Simo Karisalo, Survivor/Victim, 2010
PHOTOGRAPHIC GALLERY HIPPOLYTE
Yrjönkatu 8–10 (courtyard), 00120 Helsinki, Finland, +358 9 612 33 44, www.hippolyte.fi
Open: Tue–Fri 12–17, Sat–Sun 12–16
Control (&) Disorder
The world must have order; order is believed to create safety. We strive for perfect performances even when order is lost. Photographer Simo Karisalo’s exhibition Control (&) Disorder visits the chilling backstage of anticipation and safety perfectionism.
Karisalo has photographed simulators and training facilities designed to help prevent and rehearse exceptional crisis situations. Control (&) Disorder consists of 25 photographs shot around Finland at training facilities used in the fields of law enforcement, aviation, seafaring, rescue services, health care and national defence. Throughout the series, these spaces appear lifeless and without action.
“It has been exhilarating to investigate these closed territories and find strange compositions in which ‘victims’ await new ‘accidents’. I have not intervened in my subjects but instead captured them in all their natural, uncanny oddness. I have worked by gathering together these mini-worlds created by simulators. Together they form one representation of our reality,” Karisalo says.
Individuals and communities seek order and control in their own environments. We prepare ourselves for potential threats by simulating them: we anticipate the future and practice situations in which order is lost and the ”normal” level of security broken. We thus elevate our fears from mere imagination to semi-real physical spaces and events. Simulators always embody the question: what if everything goes wrong?
Simulators force us to consider to what degree the future can be predicted and controlled. They expose an ideal of a world in which everything, even chaos, has order.
Vast amounts of resources are used to preserve order and to conduct disorderly situations in a controlled manner. Within the field of aviation, for example, events are controlled to the maximum. The minimum requirement is the crew’s flawless performance, even in (rare) accident situations. Everything from opening the overhead lockers correctly to fires and evacuations following emergency landings are practiced in advance. Military training, too, is based almost entirely on anticipating and rehearsing undesired events with the help of simulation.
In addition to catastrophe anticipation, we plan the future on a far more personal and everyday level. Karisalo’s exhibition includes a parallel theme based on the artist’s observation of his own need to control; a delusion that upcoming events could be controlled by imagination. If one assumes it is possible to control the future, surprising situations become unnatural and frightening. The effort to control ends up creating anxiety.

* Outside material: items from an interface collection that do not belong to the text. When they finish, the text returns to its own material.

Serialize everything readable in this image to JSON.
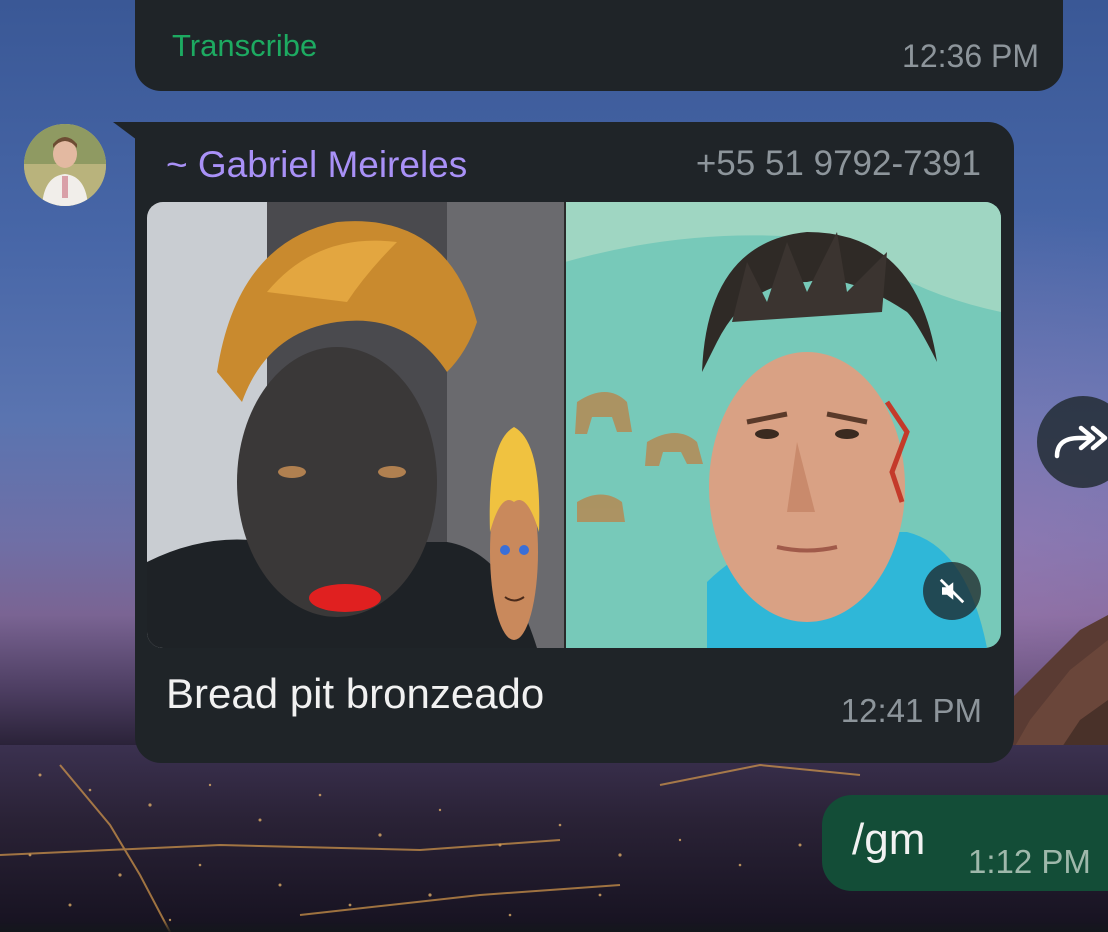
{
  "previous_message": {
    "transcribe_label": "Transcribe",
    "time": "12:36 PM"
  },
  "message": {
    "sender_name": "~ Gabriel Meireles",
    "sender_phone": "+55 51 9792-7391",
    "caption": "Bread pit bronzeado",
    "time": "12:41 PM",
    "media_type": "video",
    "media_icon": "muted-speaker-icon"
  },
  "outgoing_message": {
    "text": "/gm",
    "time": "1:12 PM"
  },
  "icons": {
    "forward": "forward-icon",
    "avatar": "contact-avatar"
  },
  "colors": {
    "bubble_incoming": "#1f2428",
    "bubble_outgoing": "#134d37",
    "sender_name": "#a991f7",
    "transcribe": "#1daa61",
    "timestamp": "#8d959b"
  }
}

Simo Karisalo (b. 1985) is a Helsinki-based photographer who loves straight lines. He graduated from the Lahti Institute of Design in spring 2011 and works as a photographer and an artist. Control (&) Disorder is Karisalo’s first solo exhibition. www.simokarisalo.com
The exhibition is supported by the Finnish Cultural Foundation, Uusimaa Regional Fund.